The LWF Blog
Fire Safety Engineering for Design – Building Types & Fire Load – Part 25April 19, 2021 12:52 pm
LWF’s Fire Safety Engineering blog series is written for Architects, building designers and others in the construction industry to highlight and promote discussion on all topics around fire engineering. In part 24, LWF talked about how large numbers of people in a building affects means of escape and how the inclusion of sleeping accommodation in a building impacts on fire detection and safe evacuation. In part 25, we talk about building occupants who may be at a disadvantage, before looking at buildings which are multi-occupancy.
Disadvantaged occupants are any persons who would need assistance during an evacuation of the building in a fire situation. They may be disadvantaged due to their age (young or old), a physical or learning disability or because of a temporary condition causing mobility issues. Some pregnant women may need assistance during an evacuation, for instance, but would not normally be classed as disadvantaged unless their mobility was an issue.
Means of escape from a building for disabled persons should be given special attention and Approved Document M gives guidance on access and exit provision for people with health conditions and impairments. In addition, BS 9999 incorporates this element in inclusive designs.
The management team for the building should be consulted with during the design stage in order to ensure the needs of disadvantaged occupants are taken into account and incorporated into the design. The need for evacuation lifts or chairs, refuges and compartmented areas can be established and implemented.
Where there are multiple occupancies or tenancies in the same building, it means that there may be different standards of care and attention to fire safety and fire precautions. In these circumstances, it may be necessary to ensure that a fire in one part of the building alerts the other occupancies.
In addition, the building may contain different purpose groups and this situation may call for additional fire safety provisions to be put into place, such as increased fire separation, separate means of escape etc. This is particularly the case where one or more occupancies may include sleeping facilities. In situations where sleeping accommodation is provided, whether it is residential or temporary accommodation for people working shifts, additional attention must be paid to fire precautions.
In part 26 of LWF’s series on fire engineering, we will touch on special features in buildings and life safety and property protection. In the meantime, if you have any questions about this blog, or wish to discuss your own project with one of our fire engineers, please contact us.
Lawrence Webster Forrest has been working with their clients for over 25 years to produce innovative and exciting building projects. If you would like further information on how LWF and fire strategies could assist you, please contact the LWF office on 0800 410 1130.

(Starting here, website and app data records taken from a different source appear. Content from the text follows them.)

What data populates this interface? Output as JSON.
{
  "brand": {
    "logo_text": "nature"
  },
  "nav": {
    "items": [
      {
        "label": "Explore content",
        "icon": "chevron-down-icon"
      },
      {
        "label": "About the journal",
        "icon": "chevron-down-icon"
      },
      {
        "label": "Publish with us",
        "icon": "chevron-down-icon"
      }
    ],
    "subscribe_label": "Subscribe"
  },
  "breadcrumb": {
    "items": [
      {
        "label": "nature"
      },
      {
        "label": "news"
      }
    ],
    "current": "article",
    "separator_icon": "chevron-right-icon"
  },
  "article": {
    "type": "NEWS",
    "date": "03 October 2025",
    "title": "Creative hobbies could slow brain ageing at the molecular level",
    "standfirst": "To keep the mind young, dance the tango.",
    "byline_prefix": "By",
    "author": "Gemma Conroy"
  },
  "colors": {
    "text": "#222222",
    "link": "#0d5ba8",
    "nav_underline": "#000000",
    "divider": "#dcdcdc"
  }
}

While care has been taken to ensure that information contained in LWF’s publications is true and correct at the time of publication, changes in circumstances after the time of publication may impact on the accuracy of this information.